In a review of a new book on mainstream news coverage of the financial crisis, UT professor Robert Jensen suggests that the model of contemporary professional journalism is inadequate to deal with the multiple crises–cultural, political, economic, and ecological–that we face.
Jensen points out that “watchdog journalism” focuses on misbehavior by powerful people within existing systems but doesn’t reflect on the nature of the systems:
Journalists should report on abuses by the powerful, of course, but within what underlying analysis of the larger system? Are illustrations of these failures used to deepen our understanding of the unjust and unsustainable nature of a capitalist system?
Surveying the health of the ecosphere, Jensen observes:
…we’re in trouble.
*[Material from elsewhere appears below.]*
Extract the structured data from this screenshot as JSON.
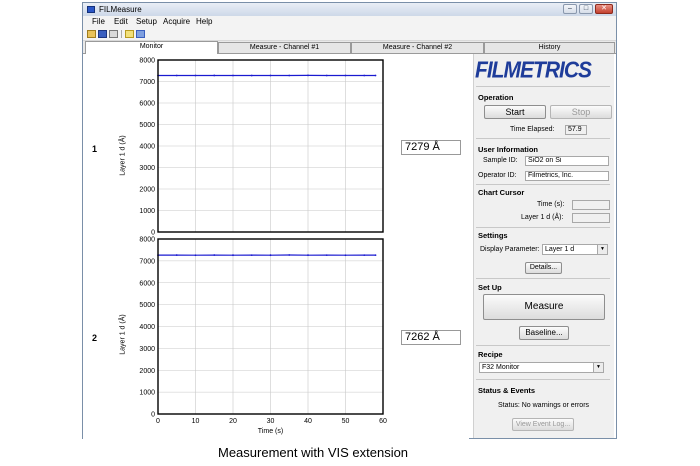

And that trouble plays out in a world structured by the inequalities that flow from deeply entrenched hierarchies, both within individual countries and between the so-called developed and developing worlds. Because ecological crises exacerbate existing problems rooted in the unjust distribution of wealth and power, our troubles are likely to grow more troubling.
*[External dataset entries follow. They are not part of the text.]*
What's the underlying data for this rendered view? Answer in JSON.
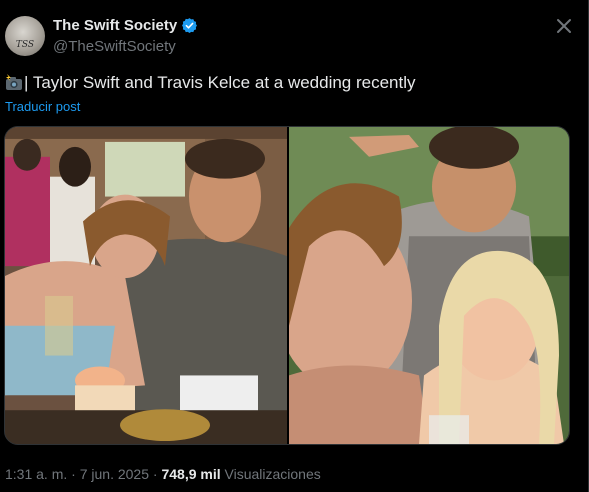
{
  "tweet": {
    "author_name": "The Swift Society",
    "author_handle": "@TheSwiftSociety",
    "avatar_text": "TSS",
    "text": "| Taylor Swift and Travis Kelce at a wedding recently",
    "translate_label": "Traducir post",
    "time": "1:31 a. m.",
    "separator": "·",
    "date": "7 jun. 2025",
    "views_count": "748,9 mil",
    "views_label": "Visualizaciones"
  },
  "icons": {
    "verified": "verified-badge-icon",
    "camera": "camera-with-flash-icon",
    "close": "close-icon"
  },
  "colors": {
    "background": "#000000",
    "text": "#e7e9ea",
    "muted": "#71767b",
    "link": "#1d9bf0",
    "verified": "#1d9bf0"
  }
}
Is it realistic to pursue business as usual? If not, then journalism as usual is, again, a dead-end.